▸ ABOUT THIS EXERCISE
A word-for-word copy of the entries is the only acceptable reply.

* * * * * * *

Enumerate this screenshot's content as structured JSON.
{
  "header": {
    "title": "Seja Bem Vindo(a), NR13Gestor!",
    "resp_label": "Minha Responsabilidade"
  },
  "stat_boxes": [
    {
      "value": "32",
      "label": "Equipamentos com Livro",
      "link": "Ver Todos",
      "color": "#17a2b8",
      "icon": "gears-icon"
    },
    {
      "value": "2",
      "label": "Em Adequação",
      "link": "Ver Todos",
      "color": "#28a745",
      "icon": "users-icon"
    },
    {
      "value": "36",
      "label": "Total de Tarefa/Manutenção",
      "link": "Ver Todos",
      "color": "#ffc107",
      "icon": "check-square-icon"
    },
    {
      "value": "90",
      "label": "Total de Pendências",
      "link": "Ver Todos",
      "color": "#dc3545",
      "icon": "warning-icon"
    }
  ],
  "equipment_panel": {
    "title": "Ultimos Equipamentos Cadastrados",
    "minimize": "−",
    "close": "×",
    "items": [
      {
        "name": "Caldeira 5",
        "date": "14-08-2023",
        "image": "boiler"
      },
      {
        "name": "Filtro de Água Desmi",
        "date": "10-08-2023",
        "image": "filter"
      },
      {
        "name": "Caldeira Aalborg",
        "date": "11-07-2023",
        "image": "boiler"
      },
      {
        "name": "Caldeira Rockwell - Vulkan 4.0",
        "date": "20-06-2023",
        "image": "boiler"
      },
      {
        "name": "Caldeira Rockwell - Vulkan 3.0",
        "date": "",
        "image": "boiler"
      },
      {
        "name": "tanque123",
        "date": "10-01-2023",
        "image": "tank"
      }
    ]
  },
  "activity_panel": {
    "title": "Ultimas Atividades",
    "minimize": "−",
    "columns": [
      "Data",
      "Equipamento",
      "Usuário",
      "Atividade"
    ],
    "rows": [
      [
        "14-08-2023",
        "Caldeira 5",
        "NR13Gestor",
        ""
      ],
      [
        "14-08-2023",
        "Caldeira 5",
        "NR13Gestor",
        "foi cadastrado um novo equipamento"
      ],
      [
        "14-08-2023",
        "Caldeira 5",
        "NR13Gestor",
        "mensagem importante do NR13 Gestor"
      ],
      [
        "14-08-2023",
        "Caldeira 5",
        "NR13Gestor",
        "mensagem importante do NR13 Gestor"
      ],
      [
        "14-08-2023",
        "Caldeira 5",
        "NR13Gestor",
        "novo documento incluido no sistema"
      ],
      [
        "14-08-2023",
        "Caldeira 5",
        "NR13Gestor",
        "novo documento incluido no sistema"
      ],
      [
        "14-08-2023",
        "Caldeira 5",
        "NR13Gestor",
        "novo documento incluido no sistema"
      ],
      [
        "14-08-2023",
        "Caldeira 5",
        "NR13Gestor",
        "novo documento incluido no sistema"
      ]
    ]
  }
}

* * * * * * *

▸ ANSWER FOR THE TASK
Enumerate this screenshot's content as structured JSON.
{
  "header": {
    "title": "Seja Bem Vindo(a), NR13Gestor!",
    "resp_label": "Minha Responsabilidade"
  },
  "stat_boxes": [
    {
      "value": "32",
      "label": "Equipamentos com Livro",
      "link": "Ver Todos",
      "color": "#17a2b8",
      "icon": "gears-icon"
    },
    {
      "value": "2",
      "label": "Em Adequação",
      "link": "Ver Todos",
      "color": "#28a745",
      "icon": "users-icon"
    },
    {
      "value": "36",
      "label": "Total de Tarefa/Manutenção",
      "link": "Ver Todos",
      "color": "#ffc107",
      "icon": "check-square-icon"
    },
    {
      "value": "90",
      "label": "Total de Pendências",
      "link": "Ver Todos",
      "color": "#dc3545",
      "icon": "warning-icon"
    }
  ],
  "equipment_panel": {
    "title": "Ultimos Equipamentos Cadastrados",
    "minimize": "−",
    "close": "×",
    "items": [
      {
        "name": "Caldeira 5",
        "date": "14-08-2023",
        "image": "boiler"
      },
      {
        "name": "Filtro de Água Desmi",
        "date": "10-08-2023",
        "image": "filter"
      },
      {
        "name": "Caldeira Aalborg",
        "date": "11-07-2023",
        "image": "boiler"
      },
      {
        "name": "Caldeira Rockwell - Vulkan 4.0",
        "date": "20-06-2023",
        "image": "boiler"
      },
      {
        "name": "Caldeira Rockwell - Vulkan 3.0",
        "date": "",
        "image": "boiler"
      },
      {
        "name": "tanque123",
        "date": "10-01-2023",
        "image": "tank"
      }
    ]
  },
  "activity_panel": {
    "title": "Ultimas Atividades",
    "minimize": "−",
    "columns": [
      "Data",
      "Equipamento",
      "Usuário",
      "Atividade"
    ],
    "rows": [
      [
        "14-08-2023",
        "Caldeira 5",
        "NR13Gestor",
        ""
      ],
      [
        "14-08-2023",
        "Caldeira 5",
        "NR13Gestor",
        "foi cadastrado um novo equipamento"
      ],
      [
        "14-08-2023",
        "Caldeira 5",
        "NR13Gestor",
        "mensagem importante do NR13 Gestor"
      ],
      [
        "14-08-2023",
        "Caldeira 5",
        "NR13Gestor",
        "mensagem importante do NR13 Gestor"
      ],
      [
        "14-08-2023",
        "Caldeira 5",
        "NR13Gestor",
        "novo documento incluido no sistema"
      ],
      [
        "14-08-2023",
        "Caldeira 5",
        "NR13Gestor",
        "novo documento incluido no sistema"
      ],
      [
        "14-08-2023",
        "Caldeira 5",
        "NR13Gestor",
        "novo documento incluido no sistema"
      ],
      [
        "14-08-2023",
        "Caldeira 5",
        "NR13Gestor",
        "novo documento incluido no sistema"
      ]
    ]
  }
}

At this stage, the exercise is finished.